* What the exercise asks: Reproduce the data in its entirety, exactly as supplied.

::: Supplied material :::

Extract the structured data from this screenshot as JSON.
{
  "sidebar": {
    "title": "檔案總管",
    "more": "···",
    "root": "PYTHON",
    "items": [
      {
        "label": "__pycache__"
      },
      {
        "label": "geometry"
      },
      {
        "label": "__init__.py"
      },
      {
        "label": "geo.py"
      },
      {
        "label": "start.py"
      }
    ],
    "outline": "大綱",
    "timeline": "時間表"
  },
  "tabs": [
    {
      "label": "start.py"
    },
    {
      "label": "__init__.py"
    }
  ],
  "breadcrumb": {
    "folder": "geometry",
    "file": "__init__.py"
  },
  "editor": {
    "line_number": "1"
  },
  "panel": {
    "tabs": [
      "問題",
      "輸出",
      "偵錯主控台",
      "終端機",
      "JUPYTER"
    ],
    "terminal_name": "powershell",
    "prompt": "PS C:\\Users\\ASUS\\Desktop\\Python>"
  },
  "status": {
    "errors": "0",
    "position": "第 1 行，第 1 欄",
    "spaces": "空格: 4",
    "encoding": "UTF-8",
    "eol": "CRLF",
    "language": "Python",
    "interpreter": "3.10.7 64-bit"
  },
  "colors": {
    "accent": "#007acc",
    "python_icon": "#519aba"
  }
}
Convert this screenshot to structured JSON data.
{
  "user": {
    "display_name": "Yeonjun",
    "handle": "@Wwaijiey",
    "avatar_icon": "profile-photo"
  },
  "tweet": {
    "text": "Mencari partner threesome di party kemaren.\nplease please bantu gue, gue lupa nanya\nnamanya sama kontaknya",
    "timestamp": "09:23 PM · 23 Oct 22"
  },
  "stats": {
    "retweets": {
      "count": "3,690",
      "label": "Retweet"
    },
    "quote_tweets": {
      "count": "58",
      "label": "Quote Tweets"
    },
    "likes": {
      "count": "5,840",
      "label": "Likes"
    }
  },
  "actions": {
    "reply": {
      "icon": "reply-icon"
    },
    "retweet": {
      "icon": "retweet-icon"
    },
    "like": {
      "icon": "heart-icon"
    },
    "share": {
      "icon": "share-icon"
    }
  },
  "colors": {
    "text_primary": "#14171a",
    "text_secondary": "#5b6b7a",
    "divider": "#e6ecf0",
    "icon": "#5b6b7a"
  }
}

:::

* Problem solution:
Extract the structured data from this screenshot as JSON.
{
  "sidebar": {
    "title": "檔案總管",
    "more": "···",
    "root": "PYTHON",
    "items": [
      {
        "label": "__pycache__"
      },
      {
        "label": "geometry"
      },
      {
        "label": "__init__.py"
      },
      {
        "label": "geo.py"
      },
      {
        "label": "start.py"
      }
    ],
    "outline": "大綱",
    "timeline": "時間表"
  },
  "tabs": [
    {
      "label": "start.py"
    },
    {
      "label": "__init__.py"
    }
  ],
  "breadcrumb": {
    "folder": "geometry",
    "file": "__init__.py"
  },
  "editor": {
    "line_number": "1"
  },
  "panel": {
    "tabs": [
      "問題",
      "輸出",
      "偵錯主控台",
      "終端機",
      "JUPYTER"
    ],
    "terminal_name": "powershell",
    "prompt": "PS C:\\Users\\ASUS\\Desktop\\Python>"
  },
  "status": {
    "errors": "0",
    "position": "第 1 行，第 1 欄",
    "spaces": "空格: 4",
    "encoding": "UTF-8",
    "eol": "CRLF",
    "language": "Python",
    "interpreter": "3.10.7 64-bit"
  },
  "colors": {
    "accent": "#007acc",
    "python_icon": "#519aba"
  }
}
Convert this screenshot to structured JSON data.
{
  "user": {
    "display_name": "Yeonjun",
    "handle": "@Wwaijiey",
    "avatar_icon": "profile-photo"
  },
  "tweet": {
    "text": "Mencari partner threesome di party kemaren.\nplease please bantu gue, gue lupa nanya\nnamanya sama kontaknya",
    "timestamp": "09:23 PM · 23 Oct 22"
  },
  "stats": {
    "retweets": {
      "count": "3,690",
      "label": "Retweet"
    },
    "quote_tweets": {
      "count": "58",
      "label": "Quote Tweets"
    },
    "likes": {
      "count": "5,840",
      "label": "Likes"
    }
  },
  "actions": {
    "reply": {
      "icon": "reply-icon"
    },
    "retweet": {
      "icon": "retweet-icon"
    },
    "like": {
      "icon": "heart-icon"
    },
    "share": {
      "icon": "share-icon"
    }
  },
  "colors": {
    "text_primary": "#14171a",
    "text_secondary": "#5b6b7a",
    "divider": "#e6ecf0",
    "icon": "#5b6b7a"
  }
}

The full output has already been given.